During the first month of living with us, Maud was very reluctant to socialise with us. She would lie in the corner of the room, she'd would dig the floor and spin in circles, lay down with her back to the wall, making sure she could survey the room. I believe this was because she was so used to danger that this was the only way she could still guard herself while trying to sleep.
She would wee in the house after every single meal or treat; it was like some sort of ritual, maybe because of living in a cage or never living in a home environment. I think I can honestly say for the first two months of having Maud I was a bit of a nervous wreck. She growled at my bulldog whenever he went near her sleeping area and he is so soft I was worried he was getting bullied. Her recall was awful and her hunting instincts came in as soon as she was off lead, trying to catch birds and squirrels.
The light at the end of the tunnel was time, patience and David Drew, the amazing WAHF behaviourist and dog trainer. He gave practical, sound advice and was always ready for my meltdowns over the phone. We started attending sensitivity classes with Dave, built for nervous, timid dogs, especially rescue dogs. For me this was the turning point for Maud, she grew in confidence week by week, even laying down and playing by the last lesson. Her face used to light up in the classes and the fact that she loves her meaty treats was also a win win.
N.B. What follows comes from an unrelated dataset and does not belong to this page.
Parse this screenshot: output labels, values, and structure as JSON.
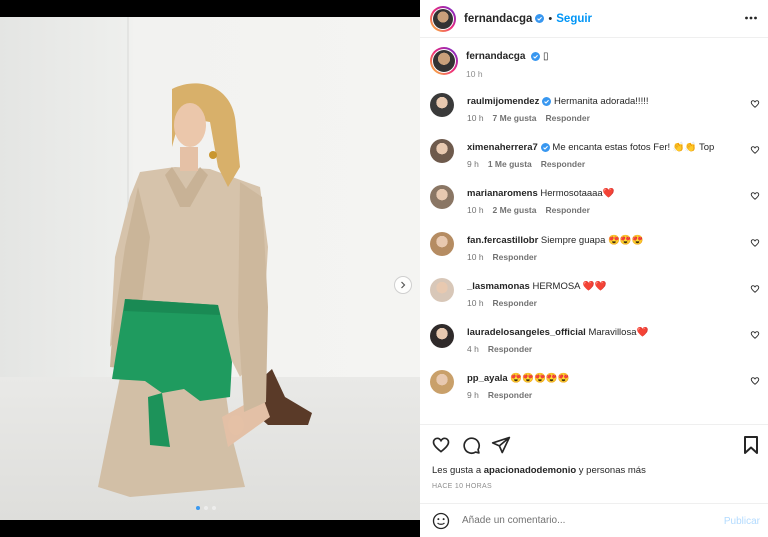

Maud amazes me in so many ways. She has adapted to living in a house in the middle of London, with a flat-faced bulldog that has no boundaries. It’s obvious she has had an awful abusive life, yet still she craves and accepts my love. Every morning she waits for me to wake up and we have cuddles. When I’m stroking her she will literally push her head into my hand to make me carry on anytime I try to stop. When I come home from work she excitedly brings her favourite toys to me to play with. When I pack them away she runs and gets them from the box so tidying them up becomes a new game. She loves playing hide and seek, she gets excited if you jump out on her in the game and runs around the house like a lunatic. She adores being groomed and will sit patiently taking in all the attention and fuss she’s given. I sing songs to her and tell her just how loved she is, I have officially become a crazy dog lady because that is what she deserves. She adores my dog walker, who is male by the way, and she gets excited to go out with him. I even get photos during the day of their time together in the park.
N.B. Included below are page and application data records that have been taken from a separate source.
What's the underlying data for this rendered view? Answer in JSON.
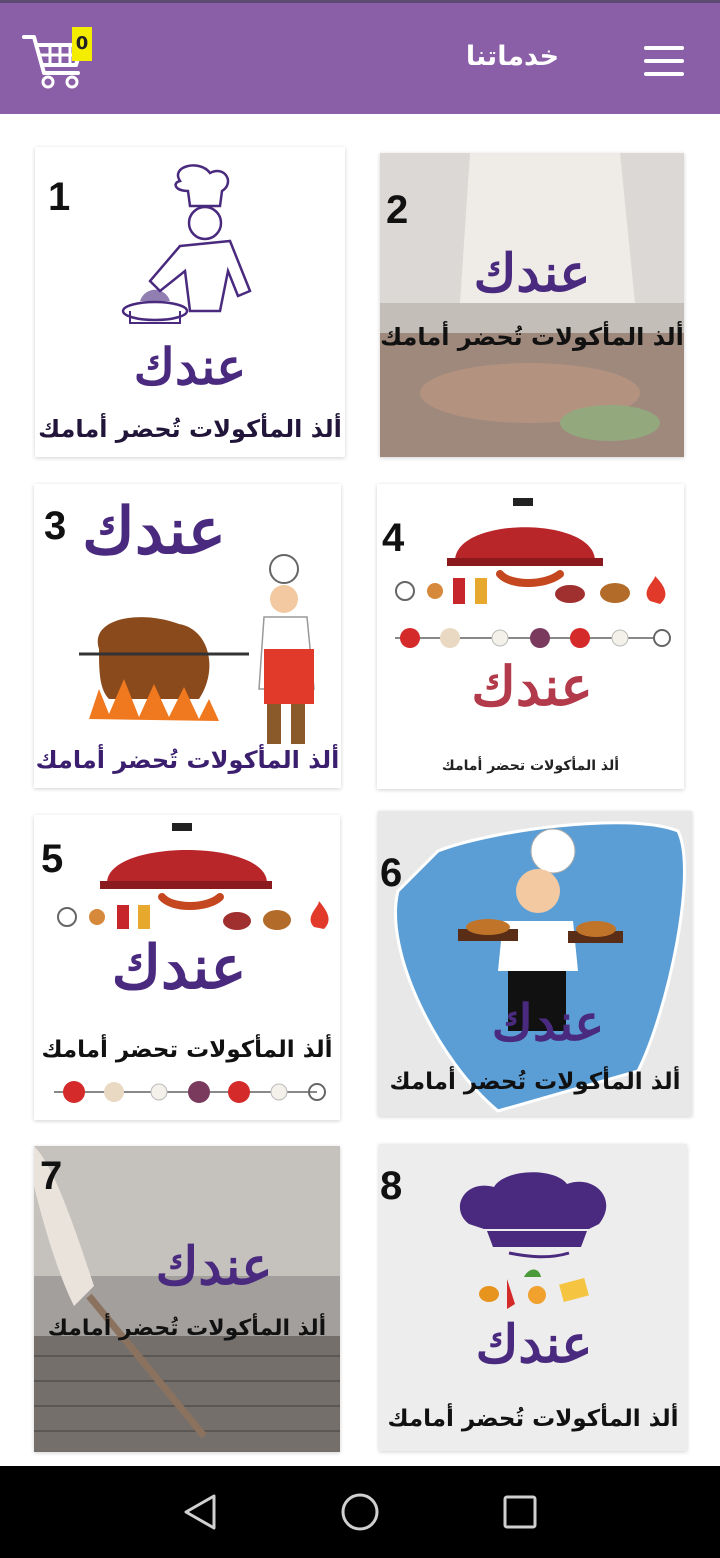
{
  "header": {
    "title": "خدماتنا",
    "cart_count": "0",
    "accent": "#8a5fa8"
  },
  "cards": [
    {
      "number": "1",
      "brand": "عندك",
      "slogan": "ألذ المأكولات تُحضر أمامك"
    },
    {
      "number": "2",
      "brand": "عندك",
      "slogan": "ألذ المأكولات تُحضر أمامك"
    },
    {
      "number": "3",
      "brand": "عندك",
      "slogan": "ألذ المأكولات تُحضر أمامك"
    },
    {
      "number": "4",
      "brand": "عندك",
      "slogan": "ألذ المأكولات تحضر أمامك"
    },
    {
      "number": "5",
      "brand": "عندك",
      "slogan": "ألذ المأكولات تحضر أمامك"
    },
    {
      "number": "6",
      "brand": "عندك",
      "slogan": "ألذ المأكولات تُحضر أمامك"
    },
    {
      "number": "7",
      "brand": "عندك",
      "slogan": "ألذ المأكولات تُحضر أمامك"
    },
    {
      "number": "8",
      "brand": "عندك",
      "slogan": "ألذ المأكولات تُحضر أمامك"
    }
  ],
  "navigation": {
    "back_icon": "triangle-back-icon",
    "home_icon": "circle-home-icon",
    "recents_icon": "square-recents-icon"
  }
}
She’s come so far and is so brave, she’s still quite scared of men but once she trusts that they’re no threat she will accept their attention. The house training is still a problem, however we’re dealing with it slowly and it has got a lot better. I wouldn’t say Maud and my other dog love each other but we’re definitely harmonious with no more growling. As for recall I think we’ve all accepted that this isn’t really going to happen, her hunting instincts are too strong, but that’s fine, that’s what extendable leads were invented for.
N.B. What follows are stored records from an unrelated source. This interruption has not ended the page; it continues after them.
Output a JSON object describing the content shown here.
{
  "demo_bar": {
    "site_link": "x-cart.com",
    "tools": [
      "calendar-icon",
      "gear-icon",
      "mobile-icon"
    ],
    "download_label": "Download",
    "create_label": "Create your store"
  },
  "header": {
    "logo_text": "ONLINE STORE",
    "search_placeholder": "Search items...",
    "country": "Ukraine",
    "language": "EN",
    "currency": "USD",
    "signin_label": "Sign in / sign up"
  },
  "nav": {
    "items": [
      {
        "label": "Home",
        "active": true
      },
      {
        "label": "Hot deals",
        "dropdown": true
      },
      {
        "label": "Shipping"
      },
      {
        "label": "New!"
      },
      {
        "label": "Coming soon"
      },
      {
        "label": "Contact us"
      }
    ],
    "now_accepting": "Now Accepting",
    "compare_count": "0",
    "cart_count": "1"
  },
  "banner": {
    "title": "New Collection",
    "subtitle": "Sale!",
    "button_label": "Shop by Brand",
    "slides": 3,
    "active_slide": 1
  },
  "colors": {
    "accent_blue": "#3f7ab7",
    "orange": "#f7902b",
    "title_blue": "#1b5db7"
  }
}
I adore Maud and am so grateful that she’s here with us, the fact that she’s been through so much yet loves and trusts me is an amazing responsibility that I treasure. I see her growing day by day and I feel such pride that she’s happy and enjoying life just like she always deserved. Everyone wins in adopting a dog, the dog gets a new life and the joy I feel at making her feel safe is a really great feeling. It’s not easy and I did feel out of my depth at some points however keep persevering and it really does all come together in the end.
I can’t thank Wild at heart Foundation enough for rescuing little Maud and making the process of bringing her over simple and straightforward. Eve was on hand always to answer any of my neurotic questions and to help me throughout the whole process. She is fabulous and deserves a medal for all the work she does to help the forgotten dogs of this world.'
- Danielle Groom